What would happen if you tried to hit a baseball pitched at 90 percent of the speed of light?
Could you cook a steak by dropping it from the atmosphere?
What would happen if you gathered a mole, the unit of measurement, of moles, the small furry critters?
These are a handful of questions addressed in Randall Munroe’s curious new book, “What If? Serious Scientific Answers to Absurd Hypothetical Questions.” Known for his stick-figure webcomic, “Xkcd,” Munroe spent his teenage years in Chesterfield County and formerly worked as a roboticist at NASA Langley Research Center in Hampton.
Munroe’s comic uses math, science and humor to explore human nature and relationships. “Xkcd” has a dedicated following on the Web and won a Hugo Award last year for the ambitious and breathtaking strip, “Time.” With “What If?” Munroe has inverted his formula, using his trademark stick-figure drawings and geek humor to explore scientific and mathematical concepts.
The result is something akin to going on a drinking binge with Bill Nye and the guys from “Mythbusters” — ridiculous questions are answered with humor and expertise, science is explained for the layperson, and there’s a pretty good chance something will blow up.

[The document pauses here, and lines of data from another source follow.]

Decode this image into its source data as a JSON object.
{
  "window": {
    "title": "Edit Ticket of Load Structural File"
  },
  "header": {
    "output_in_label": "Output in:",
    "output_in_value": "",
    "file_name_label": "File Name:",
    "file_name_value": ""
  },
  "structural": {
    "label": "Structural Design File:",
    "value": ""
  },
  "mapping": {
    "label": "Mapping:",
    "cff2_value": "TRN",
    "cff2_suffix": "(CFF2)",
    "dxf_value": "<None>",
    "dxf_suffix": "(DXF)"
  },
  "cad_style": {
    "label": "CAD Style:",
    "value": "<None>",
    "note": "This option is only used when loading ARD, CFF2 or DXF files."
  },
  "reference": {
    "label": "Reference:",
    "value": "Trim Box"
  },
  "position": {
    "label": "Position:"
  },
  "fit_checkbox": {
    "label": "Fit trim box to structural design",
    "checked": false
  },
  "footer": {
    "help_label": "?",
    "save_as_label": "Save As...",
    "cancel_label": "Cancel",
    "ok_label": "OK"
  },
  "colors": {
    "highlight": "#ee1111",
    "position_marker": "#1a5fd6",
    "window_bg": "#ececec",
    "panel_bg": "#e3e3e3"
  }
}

The questions run from the silly to the completely absurd, all of which are submitted by fans through Munroe’s website. Carefully and engagingly, Munroe describes the reasoning behind each answer and enjoys taking his findings well past the initial query for humorous and scientific purposes.
When one reader asks if the color of the moon would change if every person on Earth aimed a laser pointer at it, Munroe also explains the effect of doing the same with searchlights, Imax projectors and megawatt lasers intended to destroy incoming missiles midflight. Frequently, the Earth is forever altered through the answering of a question.

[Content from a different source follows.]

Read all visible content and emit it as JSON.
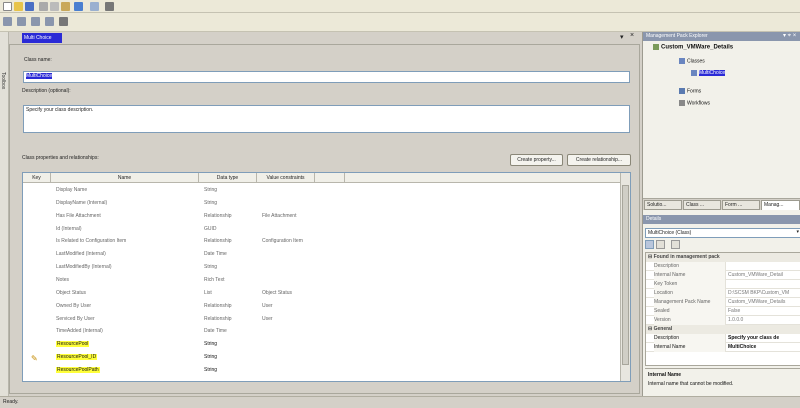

Fans of “Xkcd” may be disappointed in this book’s lack of velociraptor-related humor, but like his webcomic, “What If?” doesn’t require a deep understanding of science to enjoy. The scope of questions fielded by Munroe is impressive and the sense of wonder he imparts about the world is infectious. At times it feels like all the questions you annoyed your fourth-grade science teacher with finally have been answered by a physicist.
Could you make a jet pack out of downward-firing machine guns? (Yes!). If all the humans on Earth stood close together and jumped, what would happen? (No effect on the planet, though it would be a logistical nightmare for humans). What would happen if you tried to build a periodic table out of cube-shaped bricks, with each brick made of its corresponding element? (Lots and lots of explosions). S